» **ACTIVITY**:
The full set of records below is to be reproduced without a single alteration.

» **DATA**:
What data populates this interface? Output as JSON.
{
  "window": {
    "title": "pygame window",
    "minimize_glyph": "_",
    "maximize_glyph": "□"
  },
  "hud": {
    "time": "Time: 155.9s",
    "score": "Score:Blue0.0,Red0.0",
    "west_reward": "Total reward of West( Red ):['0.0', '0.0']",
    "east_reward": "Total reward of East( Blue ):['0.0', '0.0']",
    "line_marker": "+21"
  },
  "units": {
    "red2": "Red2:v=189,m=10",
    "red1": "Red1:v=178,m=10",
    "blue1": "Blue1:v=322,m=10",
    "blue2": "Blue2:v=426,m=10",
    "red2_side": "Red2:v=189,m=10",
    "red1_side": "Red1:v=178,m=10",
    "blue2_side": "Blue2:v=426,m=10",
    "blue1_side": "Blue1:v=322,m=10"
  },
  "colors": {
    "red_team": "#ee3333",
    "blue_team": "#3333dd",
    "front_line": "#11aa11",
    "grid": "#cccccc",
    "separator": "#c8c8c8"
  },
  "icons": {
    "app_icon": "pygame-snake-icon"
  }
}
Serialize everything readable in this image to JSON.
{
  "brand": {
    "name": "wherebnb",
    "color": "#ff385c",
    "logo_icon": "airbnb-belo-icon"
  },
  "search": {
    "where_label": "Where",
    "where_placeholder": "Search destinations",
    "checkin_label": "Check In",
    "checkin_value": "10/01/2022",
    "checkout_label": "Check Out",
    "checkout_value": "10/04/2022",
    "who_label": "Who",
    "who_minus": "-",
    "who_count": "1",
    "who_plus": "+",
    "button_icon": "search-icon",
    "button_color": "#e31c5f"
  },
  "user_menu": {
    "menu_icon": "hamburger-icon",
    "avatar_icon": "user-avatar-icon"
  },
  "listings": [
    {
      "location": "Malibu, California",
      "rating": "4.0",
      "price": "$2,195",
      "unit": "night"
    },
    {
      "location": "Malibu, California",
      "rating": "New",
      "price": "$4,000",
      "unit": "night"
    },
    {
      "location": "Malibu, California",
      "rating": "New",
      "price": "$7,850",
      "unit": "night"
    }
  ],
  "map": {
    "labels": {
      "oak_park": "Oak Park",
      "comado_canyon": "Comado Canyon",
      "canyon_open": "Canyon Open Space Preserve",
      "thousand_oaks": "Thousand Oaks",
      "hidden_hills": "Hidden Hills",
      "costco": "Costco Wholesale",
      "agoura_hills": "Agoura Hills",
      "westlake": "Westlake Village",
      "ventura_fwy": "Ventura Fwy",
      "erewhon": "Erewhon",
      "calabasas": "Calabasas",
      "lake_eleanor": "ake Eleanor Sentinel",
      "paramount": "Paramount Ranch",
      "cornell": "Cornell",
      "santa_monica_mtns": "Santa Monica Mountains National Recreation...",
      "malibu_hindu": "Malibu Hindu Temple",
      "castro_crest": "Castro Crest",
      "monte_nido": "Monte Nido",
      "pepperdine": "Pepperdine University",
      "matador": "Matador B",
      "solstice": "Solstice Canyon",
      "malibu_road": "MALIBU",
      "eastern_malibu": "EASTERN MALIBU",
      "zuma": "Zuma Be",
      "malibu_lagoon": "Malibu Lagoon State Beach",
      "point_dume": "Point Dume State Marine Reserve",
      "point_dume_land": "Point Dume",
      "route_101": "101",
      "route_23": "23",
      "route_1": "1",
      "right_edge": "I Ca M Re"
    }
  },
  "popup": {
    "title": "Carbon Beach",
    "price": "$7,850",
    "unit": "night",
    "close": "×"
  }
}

» **SOLUTION FOR THIS TASK**:
What data populates this interface? Output as JSON.
{
  "window": {
    "title": "pygame window",
    "minimize_glyph": "_",
    "maximize_glyph": "□"
  },
  "hud": {
    "time": "Time: 155.9s",
    "score": "Score:Blue0.0,Red0.0",
    "west_reward": "Total reward of West( Red ):['0.0', '0.0']",
    "east_reward": "Total reward of East( Blue ):['0.0', '0.0']",
    "line_marker": "+21"
  },
  "units": {
    "red2": "Red2:v=189,m=10",
    "red1": "Red1:v=178,m=10",
    "blue1": "Blue1:v=322,m=10",
    "blue2": "Blue2:v=426,m=10",
    "red2_side": "Red2:v=189,m=10",
    "red1_side": "Red1:v=178,m=10",
    "blue2_side": "Blue2:v=426,m=10",
    "blue1_side": "Blue1:v=322,m=10"
  },
  "colors": {
    "red_team": "#ee3333",
    "blue_team": "#3333dd",
    "front_line": "#11aa11",
    "grid": "#cccccc",
    "separator": "#c8c8c8"
  },
  "icons": {
    "app_icon": "pygame-snake-icon"
  }
}
Serialize everything readable in this image to JSON.
{
  "brand": {
    "name": "wherebnb",
    "color": "#ff385c",
    "logo_icon": "airbnb-belo-icon"
  },
  "search": {
    "where_label": "Where",
    "where_placeholder": "Search destinations",
    "checkin_label": "Check In",
    "checkin_value": "10/01/2022",
    "checkout_label": "Check Out",
    "checkout_value": "10/04/2022",
    "who_label": "Who",
    "who_minus": "-",
    "who_count": "1",
    "who_plus": "+",
    "button_icon": "search-icon",
    "button_color": "#e31c5f"
  },
  "user_menu": {
    "menu_icon": "hamburger-icon",
    "avatar_icon": "user-avatar-icon"
  },
  "listings": [
    {
      "location": "Malibu, California",
      "rating": "4.0",
      "price": "$2,195",
      "unit": "night"
    },
    {
      "location": "Malibu, California",
      "rating": "New",
      "price": "$4,000",
      "unit": "night"
    },
    {
      "location": "Malibu, California",
      "rating": "New",
      "price": "$7,850",
      "unit": "night"
    }
  ],
  "map": {
    "labels": {
      "oak_park": "Oak Park",
      "comado_canyon": "Comado Canyon",
      "canyon_open": "Canyon Open Space Preserve",
      "thousand_oaks": "Thousand Oaks",
      "hidden_hills": "Hidden Hills",
      "costco": "Costco Wholesale",
      "agoura_hills": "Agoura Hills",
      "westlake": "Westlake Village",
      "ventura_fwy": "Ventura Fwy",
      "erewhon": "Erewhon",
      "calabasas": "Calabasas",
      "lake_eleanor": "ake Eleanor Sentinel",
      "paramount": "Paramount Ranch",
      "cornell": "Cornell",
      "santa_monica_mtns": "Santa Monica Mountains National Recreation...",
      "malibu_hindu": "Malibu Hindu Temple",
      "castro_crest": "Castro Crest",
      "monte_nido": "Monte Nido",
      "pepperdine": "Pepperdine University",
      "matador": "Matador B",
      "solstice": "Solstice Canyon",
      "malibu_road": "MALIBU",
      "eastern_malibu": "EASTERN MALIBU",
      "zuma": "Zuma Be",
      "malibu_lagoon": "Malibu Lagoon State Beach",
      "point_dume": "Point Dume State Marine Reserve",
      "point_dume_land": "Point Dume",
      "route_101": "101",
      "route_23": "23",
      "route_1": "1",
      "right_edge": "I Ca M Re"
    }
  },
  "popup": {
    "title": "Carbon Beach",
    "price": "$7,850",
    "unit": "night",
    "close": "×"
  }
}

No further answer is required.